Last year was very profitable for Nissan. The Rogue was one of 2022’s best-selling SUVs, the Altima was one of the best-selling sedans, and the Frontier and Kicks weren't far from being top in their segments. Nissan's total revenue was a whopping $78 billion – that's billion a "B."
Decades before the Rogue and Altima were even a thought, Nissan took risks that weren't necessarily successful on a mass scale but paid off tenfold to the enthusiast. Some of the most recognizable sports cars of all time wear a Nissan badge.
The Nissan Heritage Collection is where you'll discover the brand's roots. Located in Zama, which sits less than an hour outside of Tokyo, the museum was once part of a factory that produced 300,000 cars annually. Now the nondescript warehouse on the backside of a battery plant feels like a hidden gem.
Although Zama is technically open to the public, you can’t just waltz in unless you have a reservation. And only about 15,000 people have done so since the museum opened its doors in 2018. Prior to that, most of the vehicles housed inside the facility were part of a private collection. Nissan took over the collection and has grown it to about 280 models. Per museum standards, all of them are in working order.
Our tour guide is a former Nissan engineer of over 40 years who is semi-retired but still does museum tours for fun. He and his two colleagues – each of whom worked for Nissan for over 50 years – had a direct hand in the development of some of Nissan's most iconic cars. They know a thing or two about the collection.
From the moment you walk into the museum, you're reminded of what the "Nissan" badge once represented. A pristine 300ZX (or Fairlady Z in the Japanese market) and a 2023 Nissan Z with a bright orange paint job are parked in the lobby, an interesting representation of how far the brand has come.
Step around the corner and into the main showroom and it's like wandering back in time. The first cars on display are pint-sized; these are some of the first Datsun and Prince vehicles ever produced, the roots of the Nissan brand. In fact, the original Datsun – a 12 Phaeton – is the first thing in the showroom. And it’s adorable.
Parked near that Datsun is an electric car from the 1940s. The tiny Tama was Nissan's first EV, built under the Tokyo Electro Automobile Co. name, and it debuted in 1947 amid the Japanese oil crisis. It was popular with taxi and mini-truck drivers until the Korean War, which spurred the revival of gas vehicles in the region.
Further down the first row is another eye-catching little thing; the Datsun Baby. Restored in 2015, the Baby was built in 1965 and designed specifically for kids to drive at the popular "Kodomo no Kuni” park – also known as "Children’s Land," complete with a dairy farm and zoo. It had a tiny 200cc engine and, very interestingly, a four-wheel independent suspension with a double wishbone setup in front. Only 100 were built.
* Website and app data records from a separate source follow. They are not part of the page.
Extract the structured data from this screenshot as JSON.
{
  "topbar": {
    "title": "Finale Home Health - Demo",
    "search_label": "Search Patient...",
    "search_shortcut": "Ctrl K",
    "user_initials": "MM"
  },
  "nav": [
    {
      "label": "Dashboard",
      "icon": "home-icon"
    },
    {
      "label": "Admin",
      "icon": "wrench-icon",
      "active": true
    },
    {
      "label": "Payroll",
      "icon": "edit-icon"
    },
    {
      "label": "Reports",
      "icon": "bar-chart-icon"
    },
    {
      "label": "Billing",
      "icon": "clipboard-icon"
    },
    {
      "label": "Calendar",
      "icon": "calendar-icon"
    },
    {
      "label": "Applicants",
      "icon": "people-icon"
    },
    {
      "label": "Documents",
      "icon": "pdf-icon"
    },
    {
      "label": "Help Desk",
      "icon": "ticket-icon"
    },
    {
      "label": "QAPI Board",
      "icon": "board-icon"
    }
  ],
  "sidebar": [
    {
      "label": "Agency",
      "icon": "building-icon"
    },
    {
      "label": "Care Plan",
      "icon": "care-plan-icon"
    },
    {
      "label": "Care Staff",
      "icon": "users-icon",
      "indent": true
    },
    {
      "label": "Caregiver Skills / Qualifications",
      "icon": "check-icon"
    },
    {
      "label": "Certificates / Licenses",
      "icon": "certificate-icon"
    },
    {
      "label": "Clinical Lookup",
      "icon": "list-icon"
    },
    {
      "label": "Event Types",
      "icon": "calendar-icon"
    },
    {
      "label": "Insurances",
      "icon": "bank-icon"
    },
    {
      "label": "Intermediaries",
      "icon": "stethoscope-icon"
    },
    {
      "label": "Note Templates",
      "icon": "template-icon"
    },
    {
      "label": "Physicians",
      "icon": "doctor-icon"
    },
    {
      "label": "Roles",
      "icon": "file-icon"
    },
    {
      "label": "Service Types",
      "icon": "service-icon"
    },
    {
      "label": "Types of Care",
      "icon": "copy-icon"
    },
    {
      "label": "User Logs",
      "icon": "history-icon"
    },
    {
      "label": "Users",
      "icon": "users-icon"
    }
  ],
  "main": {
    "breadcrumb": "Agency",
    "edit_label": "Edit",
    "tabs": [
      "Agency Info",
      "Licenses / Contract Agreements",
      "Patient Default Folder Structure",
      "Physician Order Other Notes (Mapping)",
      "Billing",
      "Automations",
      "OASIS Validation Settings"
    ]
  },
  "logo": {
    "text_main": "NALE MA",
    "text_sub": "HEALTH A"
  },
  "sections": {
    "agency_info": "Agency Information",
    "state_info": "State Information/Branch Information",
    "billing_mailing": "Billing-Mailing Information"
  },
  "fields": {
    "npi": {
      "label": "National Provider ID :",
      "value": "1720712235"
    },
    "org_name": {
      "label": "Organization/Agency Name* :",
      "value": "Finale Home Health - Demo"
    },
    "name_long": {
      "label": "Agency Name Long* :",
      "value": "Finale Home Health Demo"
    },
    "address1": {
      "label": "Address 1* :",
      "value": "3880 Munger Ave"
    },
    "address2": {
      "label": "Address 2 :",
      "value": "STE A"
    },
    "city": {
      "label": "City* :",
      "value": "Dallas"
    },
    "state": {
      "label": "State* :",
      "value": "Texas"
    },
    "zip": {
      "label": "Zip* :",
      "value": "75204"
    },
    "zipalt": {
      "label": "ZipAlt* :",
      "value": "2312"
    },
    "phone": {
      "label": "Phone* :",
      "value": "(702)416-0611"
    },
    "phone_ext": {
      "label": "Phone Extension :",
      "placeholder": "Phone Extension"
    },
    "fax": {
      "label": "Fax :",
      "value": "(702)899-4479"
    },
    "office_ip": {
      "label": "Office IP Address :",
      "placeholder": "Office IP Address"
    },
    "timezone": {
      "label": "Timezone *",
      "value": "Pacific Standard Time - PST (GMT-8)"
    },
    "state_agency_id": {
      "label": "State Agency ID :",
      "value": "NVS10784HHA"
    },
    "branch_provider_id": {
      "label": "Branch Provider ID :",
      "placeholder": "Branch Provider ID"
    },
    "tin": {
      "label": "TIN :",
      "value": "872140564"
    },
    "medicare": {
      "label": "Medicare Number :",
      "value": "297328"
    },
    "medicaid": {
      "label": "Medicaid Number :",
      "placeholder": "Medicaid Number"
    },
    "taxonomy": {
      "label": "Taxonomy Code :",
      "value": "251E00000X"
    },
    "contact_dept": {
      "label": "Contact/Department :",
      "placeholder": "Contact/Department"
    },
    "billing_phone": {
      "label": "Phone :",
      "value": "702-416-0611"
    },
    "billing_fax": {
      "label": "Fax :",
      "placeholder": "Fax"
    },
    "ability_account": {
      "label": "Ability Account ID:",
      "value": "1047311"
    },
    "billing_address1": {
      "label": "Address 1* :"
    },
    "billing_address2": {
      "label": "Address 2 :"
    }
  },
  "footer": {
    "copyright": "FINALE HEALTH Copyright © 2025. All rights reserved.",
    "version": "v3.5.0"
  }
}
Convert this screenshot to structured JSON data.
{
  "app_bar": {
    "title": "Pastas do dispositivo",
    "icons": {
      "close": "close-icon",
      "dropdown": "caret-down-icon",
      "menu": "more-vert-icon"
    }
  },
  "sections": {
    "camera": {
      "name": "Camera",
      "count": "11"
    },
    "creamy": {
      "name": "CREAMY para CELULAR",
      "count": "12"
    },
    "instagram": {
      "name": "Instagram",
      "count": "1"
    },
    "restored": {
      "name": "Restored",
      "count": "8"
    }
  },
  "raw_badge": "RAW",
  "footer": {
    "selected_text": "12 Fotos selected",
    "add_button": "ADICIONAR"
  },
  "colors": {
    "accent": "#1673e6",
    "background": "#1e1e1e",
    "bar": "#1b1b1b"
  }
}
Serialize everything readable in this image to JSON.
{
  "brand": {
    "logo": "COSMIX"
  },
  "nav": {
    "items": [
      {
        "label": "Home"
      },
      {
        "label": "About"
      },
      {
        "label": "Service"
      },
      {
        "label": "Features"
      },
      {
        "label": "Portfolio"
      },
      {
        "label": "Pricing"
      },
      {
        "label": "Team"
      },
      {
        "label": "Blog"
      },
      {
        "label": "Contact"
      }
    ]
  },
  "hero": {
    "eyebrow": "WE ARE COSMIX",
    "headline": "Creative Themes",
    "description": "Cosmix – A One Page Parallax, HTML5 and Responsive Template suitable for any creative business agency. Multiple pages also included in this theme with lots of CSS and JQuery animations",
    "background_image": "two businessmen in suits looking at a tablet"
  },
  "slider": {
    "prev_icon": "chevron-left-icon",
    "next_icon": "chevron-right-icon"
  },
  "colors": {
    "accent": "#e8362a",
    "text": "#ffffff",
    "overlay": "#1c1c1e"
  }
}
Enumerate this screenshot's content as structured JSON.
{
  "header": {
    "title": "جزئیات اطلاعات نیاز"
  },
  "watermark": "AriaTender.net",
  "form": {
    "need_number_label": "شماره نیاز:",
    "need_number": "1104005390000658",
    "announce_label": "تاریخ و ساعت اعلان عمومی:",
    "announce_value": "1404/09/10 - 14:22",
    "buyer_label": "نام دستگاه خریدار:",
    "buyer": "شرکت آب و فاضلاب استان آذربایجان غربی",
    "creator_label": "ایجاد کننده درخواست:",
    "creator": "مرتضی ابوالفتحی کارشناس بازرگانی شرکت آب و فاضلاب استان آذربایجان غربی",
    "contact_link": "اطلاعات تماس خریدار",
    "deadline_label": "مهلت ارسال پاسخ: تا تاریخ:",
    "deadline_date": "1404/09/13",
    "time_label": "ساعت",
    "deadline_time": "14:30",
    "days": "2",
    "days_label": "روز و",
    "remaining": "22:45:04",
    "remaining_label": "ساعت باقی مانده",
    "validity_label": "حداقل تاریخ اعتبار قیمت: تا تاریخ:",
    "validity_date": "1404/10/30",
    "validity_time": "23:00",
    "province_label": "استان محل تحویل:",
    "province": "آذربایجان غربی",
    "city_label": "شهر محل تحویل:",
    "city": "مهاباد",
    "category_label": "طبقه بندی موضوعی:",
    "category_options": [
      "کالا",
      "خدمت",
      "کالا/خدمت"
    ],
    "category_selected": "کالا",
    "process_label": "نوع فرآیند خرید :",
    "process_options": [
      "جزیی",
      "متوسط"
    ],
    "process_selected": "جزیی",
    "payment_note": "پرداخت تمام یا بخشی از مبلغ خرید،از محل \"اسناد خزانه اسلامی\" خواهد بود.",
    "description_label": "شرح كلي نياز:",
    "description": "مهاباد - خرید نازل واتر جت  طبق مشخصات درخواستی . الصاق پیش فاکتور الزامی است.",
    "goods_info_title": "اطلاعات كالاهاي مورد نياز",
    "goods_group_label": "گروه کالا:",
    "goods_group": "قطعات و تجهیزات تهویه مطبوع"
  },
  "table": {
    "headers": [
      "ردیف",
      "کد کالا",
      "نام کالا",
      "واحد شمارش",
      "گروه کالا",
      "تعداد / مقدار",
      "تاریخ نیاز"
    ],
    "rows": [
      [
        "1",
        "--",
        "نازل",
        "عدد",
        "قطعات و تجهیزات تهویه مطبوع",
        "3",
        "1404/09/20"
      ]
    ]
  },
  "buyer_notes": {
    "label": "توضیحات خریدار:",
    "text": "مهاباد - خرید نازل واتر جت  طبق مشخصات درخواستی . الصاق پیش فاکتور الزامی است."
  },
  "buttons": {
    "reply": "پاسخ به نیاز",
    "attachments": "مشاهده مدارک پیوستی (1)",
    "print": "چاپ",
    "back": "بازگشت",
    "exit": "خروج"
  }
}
As you move deeper into the facility, the cars get larger and more recognizable. The first-ever Skyline wears a baby blue paint job and a Prince badge, joined by a line of silver and red GT-Rs, which were among the first examples to ever wear the three-letter logo.
A gorgeous 1969 Fairlady Z432 offers some reprieve from the boxy (but still beautiful) styling of the earlier Nissans across from it, and it's the first and most recognizable piece of the brand's performance heritage on display. More Zs wrap around the next aisle; rally cars, police cars, and safety cars. And there's one exceptionally pretty 200ZG from 1985, the first Nissan sports car with a turbocharged engine.
As the collection dips into the 1990s, more recognizable Nissan icons – at least for me, a millennial – make their presence known. A mint green S13 Silvia sits pretty between two 180SX models. If you were to ask me my definitive top five, this Silvia would be somewhere on that list.
More icons show up in the 2000s-era section, with two impeccable Skyline GT-Rs parked next to each other. The first is a beautiful blue GT-R V-Spec II from 2000 and the second is an even prettier V-Spec Nur from 2001 in a subtle shade of Pale Gold.
And then there's all kinds of weird and wonderful stuff beyond that: race cars, electric prototypes, the first Murano SUV, and of course, an ultra-rare Nissan R390 GT1. If you ever played Gran Turismo, you probably recognize this car. It's one of only two built to satisfy Le Mans homologation rules.
Zama really is an enthusiast's dream. Regardless of what the brand has become, some of the coolest, most iconic sports cars throughout history have worn a Nissan badge. And it's quite a sight to see them all together under one roof. If you're ever in Japan, make sure you book a tour – it's well worth the trip.